Both topological insulators and Weyl semimetals, two of the most prominent discoveries in condensed matter physics in recent years, can be derived from 4-D quantum Hall models.
In 2013, Oded Zilberberg and collaborators realized that key signatures of the 4-D quantum Hall effect should also be visible in special time-dependent systems in two dimensions, so-called topological charge pumps, which constitute a dynamical version of the higher-dimensional model.
By carefully monitoring and analyzing at which positions in the superlattice the atoms are located during this process, the scientists could furthermore demonstrate that this motion is quantized, thereby revealing the quantum nature of the Hall effect in 4-D. The results have now been published in the journal Nature together with complementary work by an American research team, which used photonic structures to study the intricate boundary phenomena that accompany this motion as a result of the 4-D quantum Hall effect.
Together, these papers provide the first experimental glimpse into the physics of higher-dimensional quantum Hall systems, which offer a number of fascinating future prospects.
These include fundamental questions for our understanding of the universe like the interplay of quantum correlations and dimensionality, the generation of cosmic magnetic fields and quantum gravity, for which 4-D quantum Hall systems have been proposed as toy models.
Exploring 4-D quantum Hall physics with a 2-D topological charge pump, Nature.

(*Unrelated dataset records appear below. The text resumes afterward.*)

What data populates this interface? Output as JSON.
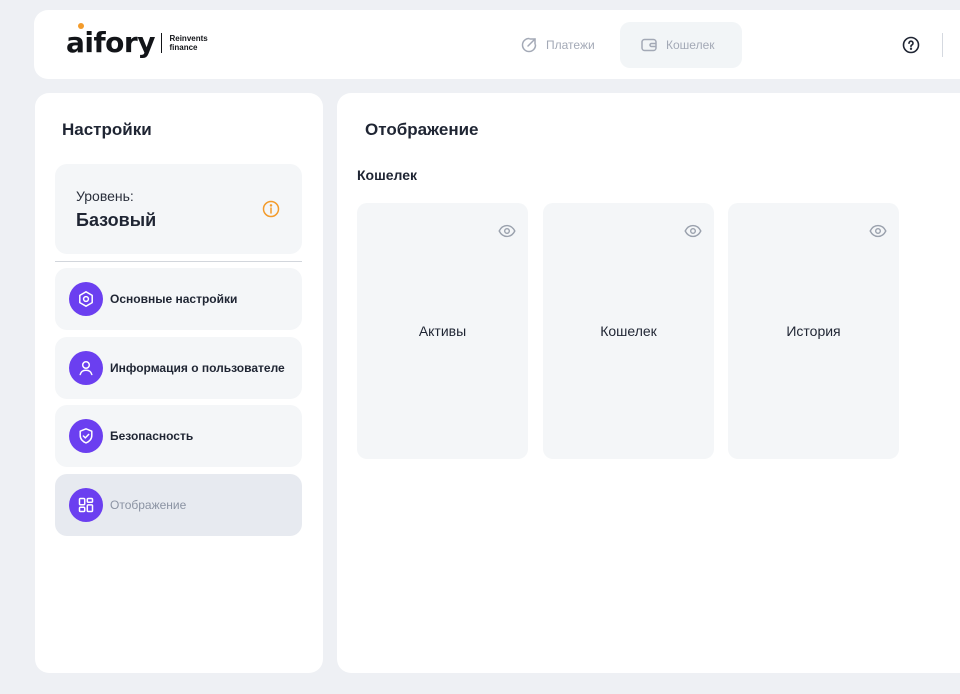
{
  "header": {
    "logo": {
      "wordmark": "aifory",
      "tagline_line1": "Reinvents",
      "tagline_line2": "finance"
    },
    "nav": [
      {
        "label": "Платежи",
        "icon": "arrow-up-right-icon",
        "active": false
      },
      {
        "label": "Кошелек",
        "icon": "wallet-icon",
        "active": true
      }
    ],
    "help_icon": "help-circle-icon"
  },
  "sidebar": {
    "title": "Настройки",
    "level": {
      "label": "Уровень:",
      "value": "Базовый",
      "icon": "info-icon",
      "icon_color": "#f39b2b"
    },
    "items": [
      {
        "label": "Основные настройки",
        "icon": "hexagon-settings-icon",
        "active": false
      },
      {
        "label": "Информация о пользователе",
        "icon": "user-icon",
        "active": false
      },
      {
        "label": "Безопасность",
        "icon": "shield-check-icon",
        "active": false
      },
      {
        "label": "Отображение",
        "icon": "layout-grid-icon",
        "active": true
      }
    ]
  },
  "main": {
    "title": "Отображение",
    "section_title": "Кошелек",
    "tiles": [
      {
        "label": "Активы",
        "icon": "eye-icon"
      },
      {
        "label": "Кошелек",
        "icon": "eye-icon"
      },
      {
        "label": "История",
        "icon": "eye-icon"
      }
    ]
  },
  "colors": {
    "accent": "#6b3ff0",
    "background": "#eef0f4",
    "card": "#f4f6f8",
    "warning": "#f39b2b"
  }
}
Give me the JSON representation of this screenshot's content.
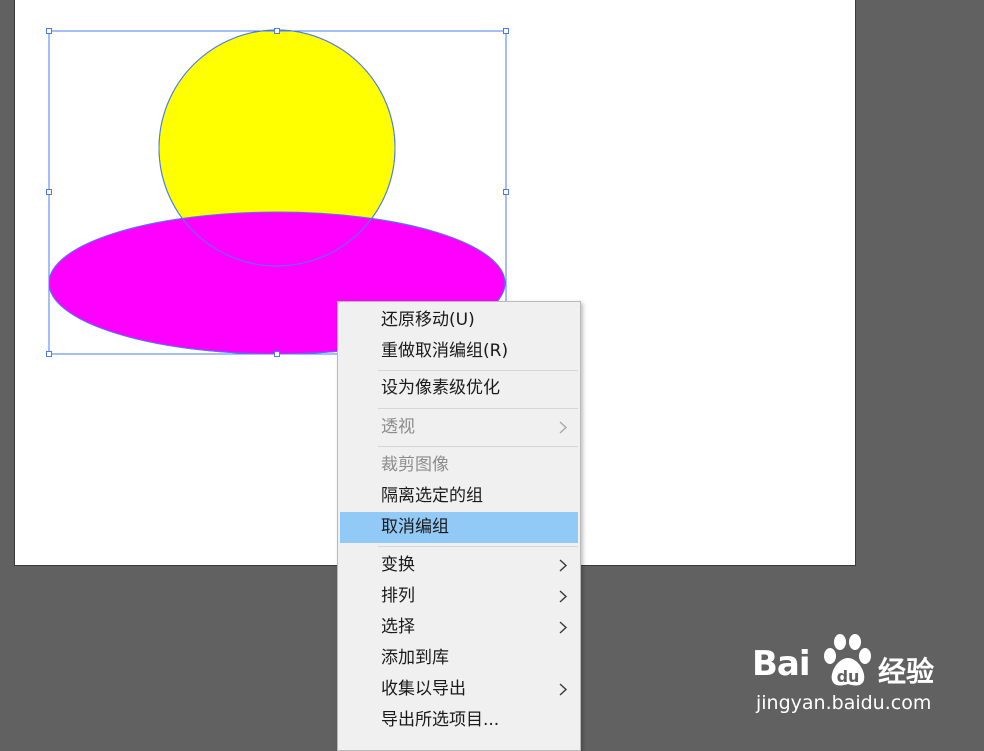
{
  "canvas": {
    "colors": {
      "background": "#616161",
      "artboard": "#ffffff",
      "circle_fill": "#ffff00",
      "ellipse_fill": "#ff00ff",
      "selection": "#4a7cf0"
    }
  },
  "context_menu": {
    "items": [
      {
        "label": "还原移动(U)",
        "enabled": true
      },
      {
        "label": "重做取消编组(R)",
        "enabled": true
      },
      {
        "label": "设为像素级优化",
        "enabled": true
      },
      {
        "label": "透视",
        "enabled": false,
        "submenu": true
      },
      {
        "label": "裁剪图像",
        "enabled": false
      },
      {
        "label": "隔离选定的组",
        "enabled": true
      },
      {
        "label": "取消编组",
        "enabled": true,
        "highlighted": true
      },
      {
        "label": "变换",
        "enabled": true,
        "submenu": true
      },
      {
        "label": "排列",
        "enabled": true,
        "submenu": true
      },
      {
        "label": "选择",
        "enabled": true,
        "submenu": true
      },
      {
        "label": "添加到库",
        "enabled": true
      },
      {
        "label": "收集以导出",
        "enabled": true,
        "submenu": true
      },
      {
        "label": "导出所选项目...",
        "enabled": true
      }
    ],
    "colors": {
      "background": "#f0f0f0",
      "highlight": "#91c9f7",
      "disabled_text": "#8c8c8c"
    }
  },
  "watermark": {
    "logo": "Bai  经验",
    "url": "jingyan.baidu.com"
  }
}
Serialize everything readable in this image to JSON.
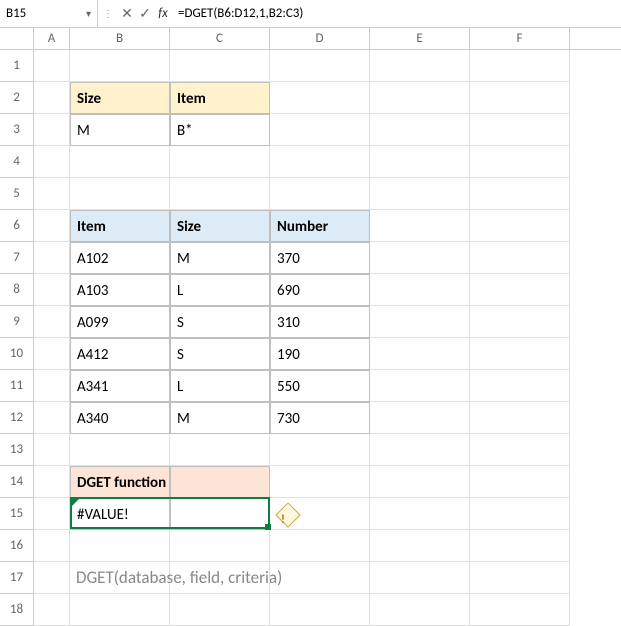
{
  "name_box": "B15",
  "formula_bar": "=DGET(B6:D12,1,B2:C3)",
  "fx_label": "fx",
  "columns": [
    "A",
    "B",
    "C",
    "D",
    "E",
    "F"
  ],
  "rows": [
    "1",
    "2",
    "3",
    "4",
    "5",
    "6",
    "7",
    "8",
    "9",
    "10",
    "11",
    "12",
    "13",
    "14",
    "15",
    "16",
    "17",
    "18"
  ],
  "criteria": {
    "headers": [
      "Size",
      "Item"
    ],
    "values": [
      "M",
      "B*"
    ]
  },
  "database": {
    "headers": [
      "Item",
      "Size",
      "Number"
    ],
    "rows": [
      [
        "A102",
        "M",
        "370"
      ],
      [
        "A103",
        "L",
        "690"
      ],
      [
        "A099",
        "S",
        "310"
      ],
      [
        "A412",
        "S",
        "190"
      ],
      [
        "A341",
        "L",
        "550"
      ],
      [
        "A340",
        "M",
        "730"
      ]
    ]
  },
  "result": {
    "title": "DGET function",
    "value": "#VALUE!"
  },
  "hint": "DGET(database, field, criteria)"
}
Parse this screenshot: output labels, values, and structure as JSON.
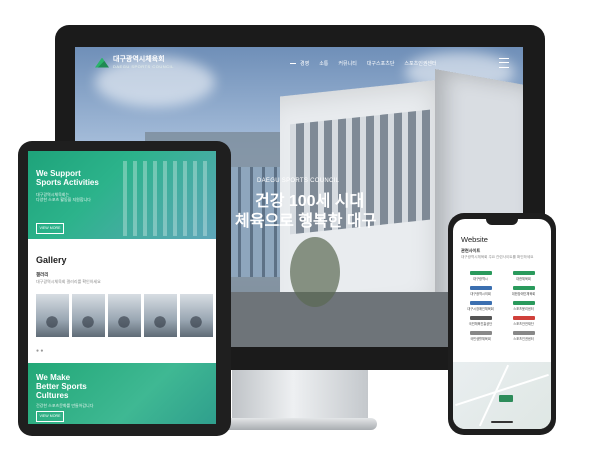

Photonic topological boundary pumping as a probe of 4D quantum Hall physics, Nature.